Source material
*-*-*

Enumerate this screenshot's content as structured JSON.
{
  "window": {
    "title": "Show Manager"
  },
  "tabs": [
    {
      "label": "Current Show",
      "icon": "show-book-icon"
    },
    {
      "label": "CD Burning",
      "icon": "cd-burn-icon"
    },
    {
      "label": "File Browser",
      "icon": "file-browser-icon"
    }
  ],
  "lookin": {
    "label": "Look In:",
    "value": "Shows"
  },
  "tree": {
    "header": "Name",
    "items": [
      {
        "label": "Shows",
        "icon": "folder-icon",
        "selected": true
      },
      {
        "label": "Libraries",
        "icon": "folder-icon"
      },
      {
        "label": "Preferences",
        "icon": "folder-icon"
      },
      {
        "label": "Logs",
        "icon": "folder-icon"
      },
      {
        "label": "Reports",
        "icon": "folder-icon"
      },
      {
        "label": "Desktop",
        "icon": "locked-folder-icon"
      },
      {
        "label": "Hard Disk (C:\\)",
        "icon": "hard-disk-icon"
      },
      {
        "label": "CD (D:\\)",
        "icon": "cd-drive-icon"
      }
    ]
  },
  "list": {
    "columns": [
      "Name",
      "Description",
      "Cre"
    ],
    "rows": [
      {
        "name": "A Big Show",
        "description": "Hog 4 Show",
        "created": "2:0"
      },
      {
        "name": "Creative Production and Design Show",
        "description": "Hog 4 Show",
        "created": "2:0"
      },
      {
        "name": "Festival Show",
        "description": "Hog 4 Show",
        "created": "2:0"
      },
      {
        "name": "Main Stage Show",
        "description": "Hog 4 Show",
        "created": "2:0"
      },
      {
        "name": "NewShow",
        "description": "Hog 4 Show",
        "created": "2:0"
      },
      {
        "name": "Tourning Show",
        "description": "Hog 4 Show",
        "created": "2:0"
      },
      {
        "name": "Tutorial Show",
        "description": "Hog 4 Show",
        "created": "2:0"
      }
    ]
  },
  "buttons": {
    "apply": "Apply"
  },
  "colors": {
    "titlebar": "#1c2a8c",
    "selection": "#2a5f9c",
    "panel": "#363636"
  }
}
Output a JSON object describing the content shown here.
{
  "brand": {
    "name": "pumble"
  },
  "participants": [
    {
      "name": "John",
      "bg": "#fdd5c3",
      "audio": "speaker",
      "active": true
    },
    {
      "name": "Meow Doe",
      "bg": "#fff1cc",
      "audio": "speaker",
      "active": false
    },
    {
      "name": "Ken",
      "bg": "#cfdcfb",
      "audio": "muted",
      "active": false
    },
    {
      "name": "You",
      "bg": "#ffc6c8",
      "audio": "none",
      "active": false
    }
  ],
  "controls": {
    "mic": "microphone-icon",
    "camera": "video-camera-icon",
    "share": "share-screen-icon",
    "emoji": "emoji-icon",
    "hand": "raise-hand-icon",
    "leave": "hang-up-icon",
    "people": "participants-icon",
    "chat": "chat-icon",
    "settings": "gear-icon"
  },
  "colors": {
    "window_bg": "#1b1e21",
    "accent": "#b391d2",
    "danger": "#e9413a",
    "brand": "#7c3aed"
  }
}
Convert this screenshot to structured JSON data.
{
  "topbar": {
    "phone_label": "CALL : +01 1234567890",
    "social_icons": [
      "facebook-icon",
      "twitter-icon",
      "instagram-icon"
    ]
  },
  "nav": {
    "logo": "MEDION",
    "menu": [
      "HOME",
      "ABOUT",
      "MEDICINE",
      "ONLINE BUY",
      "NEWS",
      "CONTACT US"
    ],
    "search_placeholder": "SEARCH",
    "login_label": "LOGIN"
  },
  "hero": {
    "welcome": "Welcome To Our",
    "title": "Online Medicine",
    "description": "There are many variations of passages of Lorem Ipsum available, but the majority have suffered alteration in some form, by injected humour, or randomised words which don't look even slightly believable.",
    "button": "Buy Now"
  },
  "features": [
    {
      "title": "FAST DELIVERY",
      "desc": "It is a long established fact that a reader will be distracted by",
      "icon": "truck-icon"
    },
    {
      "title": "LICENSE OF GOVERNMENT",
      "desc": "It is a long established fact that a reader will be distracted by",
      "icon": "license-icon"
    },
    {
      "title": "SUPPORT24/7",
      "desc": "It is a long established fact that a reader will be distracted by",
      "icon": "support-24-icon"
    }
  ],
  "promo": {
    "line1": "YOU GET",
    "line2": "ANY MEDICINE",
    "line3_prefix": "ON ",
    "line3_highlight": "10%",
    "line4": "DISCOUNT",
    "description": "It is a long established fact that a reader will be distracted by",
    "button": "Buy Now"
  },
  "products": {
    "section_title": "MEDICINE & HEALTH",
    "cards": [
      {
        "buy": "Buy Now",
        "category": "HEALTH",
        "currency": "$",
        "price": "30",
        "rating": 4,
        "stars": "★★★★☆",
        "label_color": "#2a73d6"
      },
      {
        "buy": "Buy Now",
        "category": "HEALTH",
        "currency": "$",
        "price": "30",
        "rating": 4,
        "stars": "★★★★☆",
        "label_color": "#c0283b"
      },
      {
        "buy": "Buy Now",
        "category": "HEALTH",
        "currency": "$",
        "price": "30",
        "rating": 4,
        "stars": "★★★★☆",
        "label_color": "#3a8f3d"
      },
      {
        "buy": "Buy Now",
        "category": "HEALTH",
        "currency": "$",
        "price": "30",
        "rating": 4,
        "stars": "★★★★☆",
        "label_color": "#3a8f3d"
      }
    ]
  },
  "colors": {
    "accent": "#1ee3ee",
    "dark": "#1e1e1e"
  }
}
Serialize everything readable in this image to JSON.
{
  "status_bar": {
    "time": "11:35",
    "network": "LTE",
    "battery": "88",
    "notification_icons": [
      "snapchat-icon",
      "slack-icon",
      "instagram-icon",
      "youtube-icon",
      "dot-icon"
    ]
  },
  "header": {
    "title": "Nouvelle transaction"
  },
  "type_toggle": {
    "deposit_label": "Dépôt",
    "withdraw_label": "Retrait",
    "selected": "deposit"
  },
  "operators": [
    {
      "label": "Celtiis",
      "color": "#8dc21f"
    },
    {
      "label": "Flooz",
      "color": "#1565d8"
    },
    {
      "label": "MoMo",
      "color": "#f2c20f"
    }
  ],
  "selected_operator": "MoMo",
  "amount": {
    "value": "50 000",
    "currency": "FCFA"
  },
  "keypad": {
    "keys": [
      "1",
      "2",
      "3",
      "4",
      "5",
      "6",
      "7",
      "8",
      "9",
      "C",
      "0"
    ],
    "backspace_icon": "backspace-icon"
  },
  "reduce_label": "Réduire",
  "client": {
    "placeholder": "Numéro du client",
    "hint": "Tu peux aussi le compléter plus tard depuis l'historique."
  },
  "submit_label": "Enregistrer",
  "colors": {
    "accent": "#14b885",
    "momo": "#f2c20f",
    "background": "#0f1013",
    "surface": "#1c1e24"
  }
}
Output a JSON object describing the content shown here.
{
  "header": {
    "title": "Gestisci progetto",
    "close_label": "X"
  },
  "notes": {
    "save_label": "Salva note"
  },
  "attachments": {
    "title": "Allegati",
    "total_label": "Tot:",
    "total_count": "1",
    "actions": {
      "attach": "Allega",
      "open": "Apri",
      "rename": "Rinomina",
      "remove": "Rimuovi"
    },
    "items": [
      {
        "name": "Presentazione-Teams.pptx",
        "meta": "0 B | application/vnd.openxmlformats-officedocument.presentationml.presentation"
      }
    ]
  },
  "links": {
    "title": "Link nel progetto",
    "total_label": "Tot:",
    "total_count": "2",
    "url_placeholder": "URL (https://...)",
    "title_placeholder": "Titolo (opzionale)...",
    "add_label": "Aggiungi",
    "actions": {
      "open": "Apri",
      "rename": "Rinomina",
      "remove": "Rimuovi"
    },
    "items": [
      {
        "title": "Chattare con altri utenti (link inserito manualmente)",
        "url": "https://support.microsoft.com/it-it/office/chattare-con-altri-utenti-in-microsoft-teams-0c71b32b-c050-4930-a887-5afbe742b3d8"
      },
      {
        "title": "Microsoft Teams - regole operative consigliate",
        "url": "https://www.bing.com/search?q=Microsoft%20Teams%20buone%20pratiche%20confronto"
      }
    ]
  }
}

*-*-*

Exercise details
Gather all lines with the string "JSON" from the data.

Written reply
Enumerate this screenshot's content as structured JSON.
Output a JSON object describing the content shown here.
Convert this screenshot to structured JSON data.
Serialize everything readable in this image to JSON.
Output a JSON object describing the content shown here.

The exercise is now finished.